Learn how to spot egg masses or swarms of adults on tree trunks, rocks, and stationary items in your yard. This fact sheet is a handy reference guide. And it also includes a reporting form if you spot any sign of this pest.
Introducing Jeff Stevens, Project Foreman
Jeff is a welcome addition to our staff, arriving in late September.
He worked for three years at Stonegate Gardens in Lincoln, as head of the perennial plant department and managed landscape installation and maintenance crews. Prior to that, he worked at Bransfield Tree on all aspects of tree care. He also has a permaculture design certificate from Oregon State University and has a strong interest in this aspect of our work.

We started Jeff off as crew lead for some of our fall plantings, and he has done a great job with these varied projects. Look for Jeff on our dormant pruning crew as we head into winter!
Priscilla’s Garden To-Do List for November into December
  • Clean up debris in the vegetable garden promptly to reduce hiding places for insect pests and diseases
  • Cut back perennials that have no wildlife value (i.e. hostas, daylilies, Shasta daisy, catmint, lady’s mantle, etc), remembering to leave basal rosettes of foxgloves, heucheras, and hollyhocks to generate new growth for spring
  • Seedheads of native perennials can be left as desired for winter interest and to provide cover for pollinators and food for wildlife
  • Test soil and amend per soil test results, particularly in vegetable gardens and around woody plants
  • Empty containers of spent annuals, plant out any perennials, and prepare for winter greens late in the month
  • Drain hoses and store for winter
  • Clean leaves from lawns, walkways and driveways
  • Consider leaving the leaves on beds for winter protection and for pollinator habitat
  • Protect canes of oak leaf and lace cap hydrangeas against deer predation with garlic clips (both bloom on old wood)
  • Protect trunks of thin barked trees from “buck rub” against your tree (male deer repeatedly rubbing the spot on their foreheads where antlers recently fell off)
  • Plant bulbs for spring color
  • Plant garlic
  • Plant bare root woody plants that may arrive via mail order
  • Begin dormant pruning of trees and shrubs as leaves drop off - spiraea, blueberry, and fruit trees respond well at this time
  • Shear back ornamental grasses that may splay open and block passage - otherwise wait until spring to cut back
  • Prepare winter shrub protectors and install before snow flies
  • Apply anti-desiccant late in month to protect vulnerable broadleaf evergreens again winter damage
  • Apply deer repellent to favored shrubs such as yew, holly and rhododendron to discourage winter browsing
  • Wait until the ground freezes before putting down winter mulches of salt marsh hay or sterilized straw around tender plants or exposed plantings
Remember, now is the time to reserve our talented Decor Coordinator, Laura Semple, to fill your window boxes, urns, and other containers with fresh winter greens and your choice of red or gold accents for the holidays. We will be making the rounds for the winter look in late November. Contact Priscilla <> for scheduling.

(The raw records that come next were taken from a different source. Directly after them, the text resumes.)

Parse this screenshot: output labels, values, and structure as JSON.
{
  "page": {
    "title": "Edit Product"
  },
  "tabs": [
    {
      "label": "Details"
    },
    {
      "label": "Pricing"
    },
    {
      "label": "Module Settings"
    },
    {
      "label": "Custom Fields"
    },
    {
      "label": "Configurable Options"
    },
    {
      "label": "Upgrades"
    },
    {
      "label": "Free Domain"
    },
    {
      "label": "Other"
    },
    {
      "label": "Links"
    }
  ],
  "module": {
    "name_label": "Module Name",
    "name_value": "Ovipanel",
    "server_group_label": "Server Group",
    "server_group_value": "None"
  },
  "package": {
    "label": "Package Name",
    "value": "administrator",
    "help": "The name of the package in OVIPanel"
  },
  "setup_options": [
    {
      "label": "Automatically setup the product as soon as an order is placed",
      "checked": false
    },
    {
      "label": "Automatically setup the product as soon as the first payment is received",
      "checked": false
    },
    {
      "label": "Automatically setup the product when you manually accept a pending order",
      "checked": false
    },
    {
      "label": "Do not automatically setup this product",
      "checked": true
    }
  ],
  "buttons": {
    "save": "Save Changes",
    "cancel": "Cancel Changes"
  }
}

Thank you for your support this season! We look forward to seeing you in the garden soon,

Priscilla and the PBOG Crew
Thank You for Working With Us!

Please give us a review online.
Share photos if you've used our services! We'd love to see your beautiful gardens!
© Copyright 2011-2021
Pumpkin Brook Organic Gardening, Inc. 
All rights reserved.
(978) 425-5531